- **Task description**: Note each line in the data holding the string "освіти" and report it.

- **Web page and app entries**:
----------
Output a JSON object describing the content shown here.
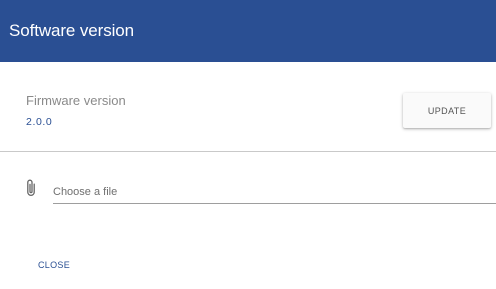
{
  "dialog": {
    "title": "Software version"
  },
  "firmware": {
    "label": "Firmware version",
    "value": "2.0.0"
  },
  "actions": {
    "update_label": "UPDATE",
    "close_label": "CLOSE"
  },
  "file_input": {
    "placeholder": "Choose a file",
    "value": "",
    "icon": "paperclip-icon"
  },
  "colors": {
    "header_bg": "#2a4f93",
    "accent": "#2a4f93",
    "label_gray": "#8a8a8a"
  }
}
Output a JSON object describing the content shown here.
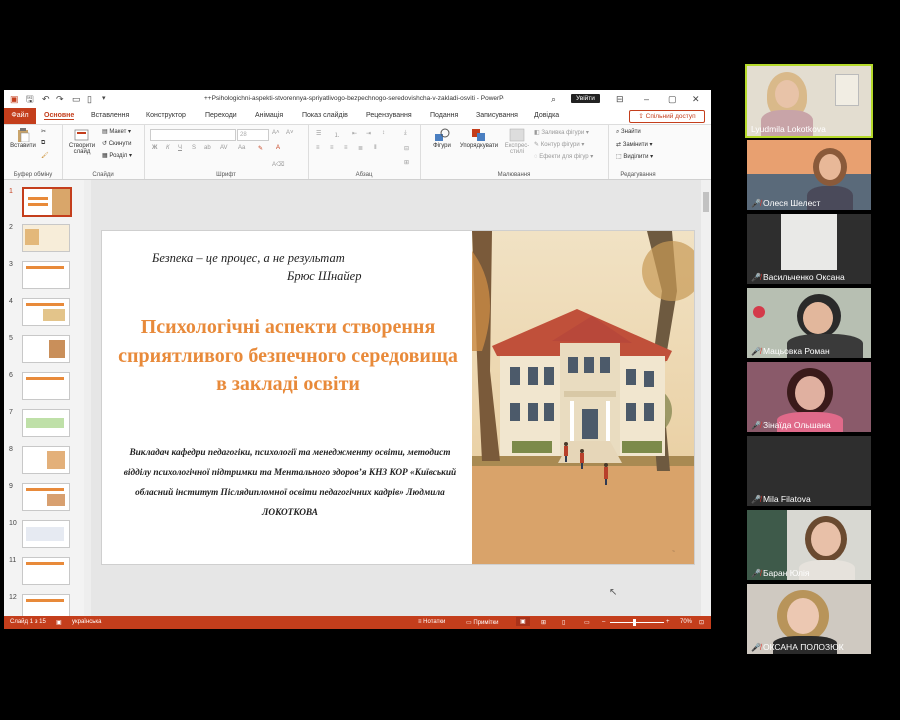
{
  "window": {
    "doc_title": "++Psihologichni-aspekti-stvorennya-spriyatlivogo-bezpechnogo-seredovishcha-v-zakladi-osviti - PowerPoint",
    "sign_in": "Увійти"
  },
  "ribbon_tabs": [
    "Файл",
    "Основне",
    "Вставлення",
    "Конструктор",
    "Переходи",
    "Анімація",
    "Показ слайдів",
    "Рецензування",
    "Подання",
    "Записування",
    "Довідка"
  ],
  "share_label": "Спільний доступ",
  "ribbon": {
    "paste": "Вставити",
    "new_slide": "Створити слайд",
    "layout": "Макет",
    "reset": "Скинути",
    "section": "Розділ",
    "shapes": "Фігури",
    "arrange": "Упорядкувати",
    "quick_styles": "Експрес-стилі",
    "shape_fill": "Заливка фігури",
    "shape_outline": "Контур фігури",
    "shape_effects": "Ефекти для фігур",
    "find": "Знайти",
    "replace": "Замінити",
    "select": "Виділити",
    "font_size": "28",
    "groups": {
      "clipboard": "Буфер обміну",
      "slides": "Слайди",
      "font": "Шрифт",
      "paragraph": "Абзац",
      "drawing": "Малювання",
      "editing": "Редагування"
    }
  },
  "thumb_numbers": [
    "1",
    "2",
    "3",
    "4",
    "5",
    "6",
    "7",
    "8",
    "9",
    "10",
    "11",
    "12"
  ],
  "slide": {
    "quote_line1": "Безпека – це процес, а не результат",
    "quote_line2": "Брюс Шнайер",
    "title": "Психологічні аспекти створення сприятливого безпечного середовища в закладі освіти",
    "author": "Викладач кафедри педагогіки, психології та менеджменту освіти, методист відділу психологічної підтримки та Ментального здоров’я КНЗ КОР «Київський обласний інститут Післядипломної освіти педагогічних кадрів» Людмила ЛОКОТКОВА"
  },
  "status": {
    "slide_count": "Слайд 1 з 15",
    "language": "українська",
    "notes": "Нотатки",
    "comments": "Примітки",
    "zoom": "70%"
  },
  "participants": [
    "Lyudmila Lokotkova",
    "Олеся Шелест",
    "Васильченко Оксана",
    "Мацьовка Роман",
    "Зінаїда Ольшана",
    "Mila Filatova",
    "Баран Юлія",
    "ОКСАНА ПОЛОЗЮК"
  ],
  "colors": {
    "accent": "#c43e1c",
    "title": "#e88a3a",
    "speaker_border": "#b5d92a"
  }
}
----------
- **Solution to the problem**:
    "title": "Психологічні аспекти створення сприятливого безпечного середовища в закладі освіти",
    "author": "Викладач кафедри педагогіки, психології та менеджменту освіти, методист відділу психологічної підтримки та Ментального здоров’я КНЗ КОР «Київський обласний інститут Післядипломної освіти педагогічних кадрів» Людмила ЛОКОТКОВА"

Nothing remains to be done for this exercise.